> _WHAT YOU WILL DO_: Retrieve every line from the records in which the word "Normal" occurs.

Dataset rows describing interfaces
□ □ □ □

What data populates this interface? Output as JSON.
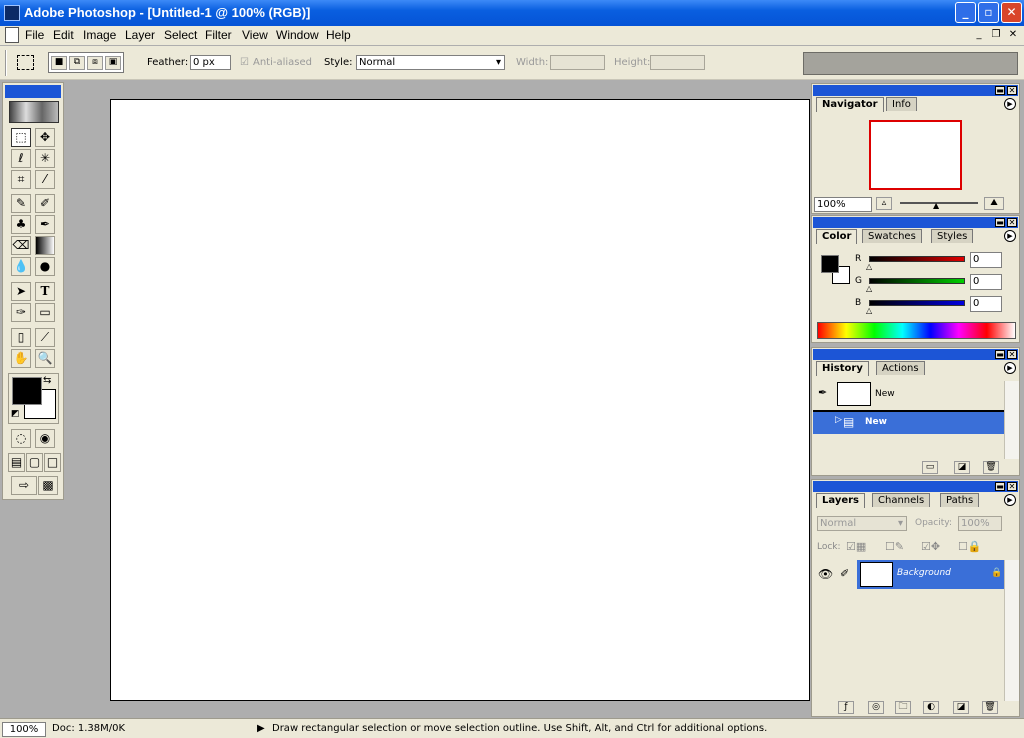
{
  "window": {
    "title": "Adobe Photoshop - [Untitled-1 @ 100% (RGB)]",
    "minimize": "_",
    "restore": "▫",
    "close": "✕"
  },
  "menu": [
    "File",
    "Edit",
    "Image",
    "Layer",
    "Select",
    "Filter",
    "View",
    "Window",
    "Help"
  ],
  "options": {
    "feather_label": "Feather:",
    "feather_value": "0 px",
    "antialiased_label": "Anti-aliased",
    "style_label": "Style:",
    "style_value": "Normal",
    "width_label": "Width:",
    "height_label": "Height:"
  },
  "navigator": {
    "tabs": [
      "Navigator",
      "Info"
    ],
    "zoom": "100%"
  },
  "color": {
    "tabs": [
      "Color",
      "Swatches",
      "Styles"
    ],
    "channels": [
      {
        "label": "R",
        "value": "0",
        "color": "#c00000"
      },
      {
        "label": "G",
        "value": "0",
        "color": "#00a000"
      },
      {
        "label": "B",
        "value": "0",
        "color": "#0000c0"
      }
    ]
  },
  "history": {
    "tabs": [
      "History",
      "Actions"
    ],
    "snapshot_label": "New",
    "state_label": "New"
  },
  "layers": {
    "tabs": [
      "Layers",
      "Channels",
      "Paths"
    ],
    "blend_mode": "Normal",
    "opacity_label": "Opacity:",
    "opacity_value": "100%",
    "lock_label": "Lock:",
    "layer_name": "Background"
  },
  "status": {
    "zoom": "100%",
    "doc": "Doc: 1.38M/0K",
    "hint": "Draw rectangular selection or move selection outline.  Use Shift, Alt, and Ctrl for additional options."
  },
  "colors": {
    "title_blue": "#0553d6",
    "panel_bg": "#ece9d8",
    "selected_blue": "#3a6fd8"
  }
}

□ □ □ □

> _TASK SOLUTION_:
    "style_value": "Normal",
    "blend_mode": "Normal",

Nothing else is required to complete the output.